If there’s an easier show to love than ‘Jane the Virgin’, I can’t think of it.
Not that there aren’t other sustaining, comforting shows, and not that there aren’t big surprises and smooches to be seen elsewhere. There are, sometimes. But ‘Jane’ came out of the gate ready and only let up slightly in its fifth and final season, when the race was already over and it had won. As the show’s narrator likes to say, “OMG.”
Based on the Venezuelan telenovela ‘Juana la Virgen’, ‘Jane the Virgin’ followed the swirling saga of Jane Gloriana Villanueva, a young woman, raised by her mother and grandmother, who on the pilot was accidentally inseminated by a heartsick and distracted gynecologist. Along the way there were kidnappings, mailings, several murders, a crime boss whose storyline is so complicated and outrageous I truly never once made sense of it, double- and triple-crossings, cancer, the threat of deportation and so many crushing break-ups I almost wept to death. And yet everything worked out in the end, just like you’d hope.
The series finale was, as usual, “straight out of a telenovela,” only this time it was just the happy parts. (And Petra having a secret triplet.) I spent the entire episode convinced Alba was going to die. Or that Xo would. Or Michael would die, again. Or that the reveal of Rafael’s biological parents would derail everything. I didn’t think Mateo would be kidnapped again — but I also didn’t think we’d get through this season this unscathed. And yet we did.
That’s one beef I had with this season, that the show’s biggest twist turned out to be something of a red herring: Michael wasn’t dead after all. But it ultimately didn’t matter, and the whole side story of Jane going to his ranch forcing us to endure his very stupid drawl — where did that come from? — left us right back where we we’d been for ages. Jane and Rafael: End game!
They were beginning and middle game, too, and for a long time I thought ‘Jane the Virgin’ was primarily and essentially a love story. Well, a romance story.
But it’s not — it’s a family story.
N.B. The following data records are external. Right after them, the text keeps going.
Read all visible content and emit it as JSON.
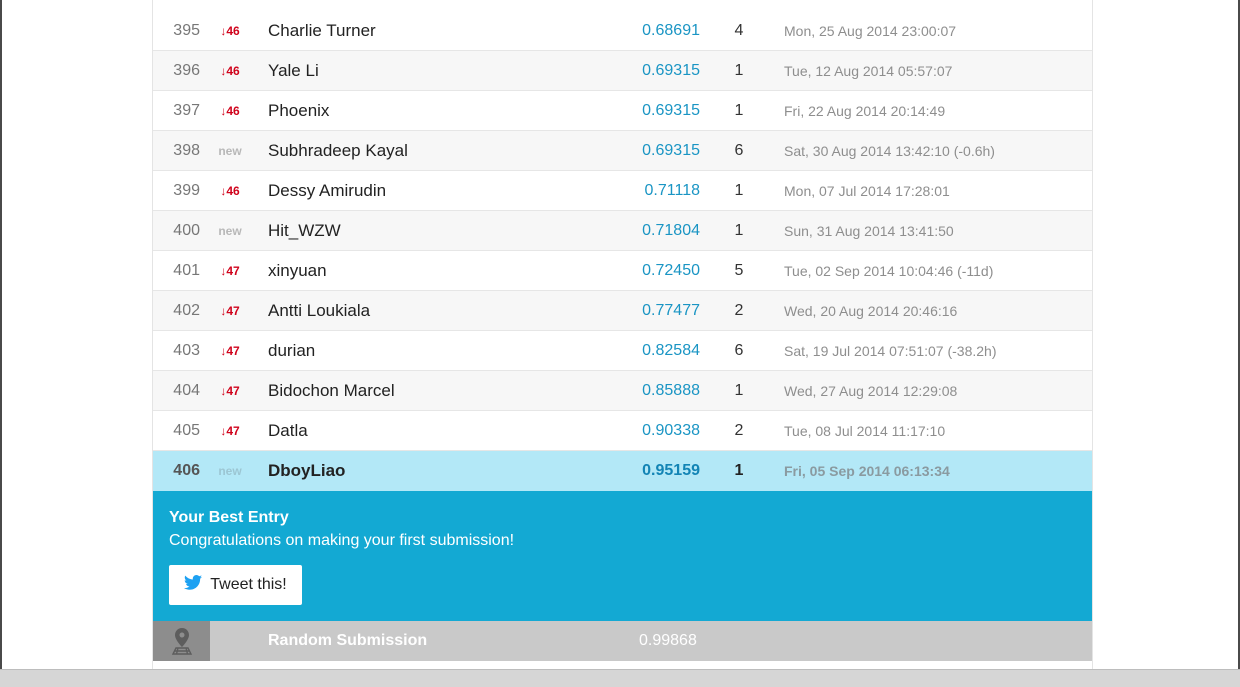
{
  "leaderboard": {
    "rows": [
      {
        "rank": "395",
        "delta": "↓46",
        "is_new": false,
        "name": "Charlie Turner",
        "score": "0.68691",
        "entries": "4",
        "timestamp": "Mon, 25 Aug 2014 23:00:07"
      },
      {
        "rank": "396",
        "delta": "↓46",
        "is_new": false,
        "name": "Yale Li",
        "score": "0.69315",
        "entries": "1",
        "timestamp": "Tue, 12 Aug 2014 05:57:07"
      },
      {
        "rank": "397",
        "delta": "↓46",
        "is_new": false,
        "name": "Phoenix",
        "score": "0.69315",
        "entries": "1",
        "timestamp": "Fri, 22 Aug 2014 20:14:49"
      },
      {
        "rank": "398",
        "delta": "new",
        "is_new": true,
        "name": "Subhradeep Kayal",
        "score": "0.69315",
        "entries": "6",
        "timestamp": "Sat, 30 Aug 2014 13:42:10 (-0.6h)"
      },
      {
        "rank": "399",
        "delta": "↓46",
        "is_new": false,
        "name": "Dessy Amirudin",
        "score": "0.71118",
        "entries": "1",
        "timestamp": "Mon, 07 Jul 2014 17:28:01"
      },
      {
        "rank": "400",
        "delta": "new",
        "is_new": true,
        "name": "Hit_WZW",
        "score": "0.71804",
        "entries": "1",
        "timestamp": "Sun, 31 Aug 2014 13:41:50"
      },
      {
        "rank": "401",
        "delta": "↓47",
        "is_new": false,
        "name": "xinyuan",
        "score": "0.72450",
        "entries": "5",
        "timestamp": "Tue, 02 Sep 2014 10:04:46 (-11d)"
      },
      {
        "rank": "402",
        "delta": "↓47",
        "is_new": false,
        "name": "Antti Loukiala",
        "score": "0.77477",
        "entries": "2",
        "timestamp": "Wed, 20 Aug 2014 20:46:16"
      },
      {
        "rank": "403",
        "delta": "↓47",
        "is_new": false,
        "name": "durian",
        "score": "0.82584",
        "entries": "6",
        "timestamp": "Sat, 19 Jul 2014 07:51:07 (-38.2h)"
      },
      {
        "rank": "404",
        "delta": "↓47",
        "is_new": false,
        "name": "Bidochon Marcel",
        "score": "0.85888",
        "entries": "1",
        "timestamp": "Wed, 27 Aug 2014 12:29:08"
      },
      {
        "rank": "405",
        "delta": "↓47",
        "is_new": false,
        "name": "Datla",
        "score": "0.90338",
        "entries": "2",
        "timestamp": "Tue, 08 Jul 2014 11:17:10"
      },
      {
        "rank": "406",
        "delta": "new",
        "is_new": true,
        "name": "DboyLiao",
        "score": "0.95159",
        "entries": "1",
        "timestamp": "Fri, 05 Sep 2014 06:13:34",
        "is_current_user": true
      }
    ]
  },
  "best_entry": {
    "title": "Your Best Entry",
    "message": "Congratulations on making your first submission!",
    "tweet_label": "Tweet this!"
  },
  "benchmark": {
    "icon": "map-pin-icon",
    "name": "Random Submission",
    "score": "0.99868"
  },
  "colors": {
    "accent": "#13a9d3",
    "highlight_row": "#b3e8f7",
    "score": "#1a95c4",
    "rank_drop": "#d0021b",
    "twitter": "#1da1f2",
    "benchmark_bar": "#c9c9c9"
  }
}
The only significant difference between the pilot for ‘Jane’ and the finale for ‘Jane’ is that no one is a villain anymore, and everyone is important. Petra is a sister. Luisa is, somehow, back in everyone’s good graces. It is, as always, another beautiful day to be Rogelio. Mateo, Anna and Elsa are healthy and literate. Rita Moreno was there, for god’s sake. Everyone is in the Villanueva family now, and it feels great.
‘Jane’ came out in 2014, as the anti-hero era was ending but before the streaming era or reboot era began in earnest. I was wondering if anything would be able to take over the admiration and obsession slot in my life when ‘Mad Men’ ended the following spring, and within a few episodes it was clear that ‘Jane’ was the surprising but welcome successor. (Along with ‘BoJack Horseman’, which came out just before ‘Jane’)
It’s anchored by a career-defining, show-defining performance: Gina Rodriguez is the reason the show works at all. But the series is also profoundly invested in every single side character, every throwaway one-line person, every little darn detail. The costuming is deeply meaningful and a tiny bit show-offy, but in a good way; men should wear lavender.
Both Jane and Don Draper know that the stories we tell ourselves about ourselves — in romance novels, in commercials, in lies, in ambitions — become true. Like ‘Mad Men’, ‘Jane’ is savvy about the ways childhood informs adulthood, and about the ways people (characters, but people really) recreate familiar but not always healthy patterns.
Jane likes to project hyper competence, and she doesn’t ever want to ask for help. So when she needs it, as we all do from time to time, she lashes out and catastrophizes, so everyone will be motivated to help her without her even needing to ask.
I will miss Jane’s rigidity, and Rogelio’s tenderness and Rafael’s sense of hope. I will miss Alba’s advice, and Xo’s adaptability and Petra’s loyalty. And I will really miss how the show’s creator, Jennie Snyder Urman, expressed her love of television.
‘Jane the Virgin’ experimented often and deftly with format and tone and form, toying with various conventions and styles, employing and subverting them as needed. But it never abandoned its telenovela self, and the fact that Jane, Xo and Alba so treasured that kind of story informed their lives and behaviours. The way treasuring ‘Jane’ informs mine. Maybe the reason ‘Jane’ is so easy to love is that it’s the rare show that feels as if it loves you back.
Don’t miss it!
‘Jane The Virgin’ series finale is out now on Starz Play.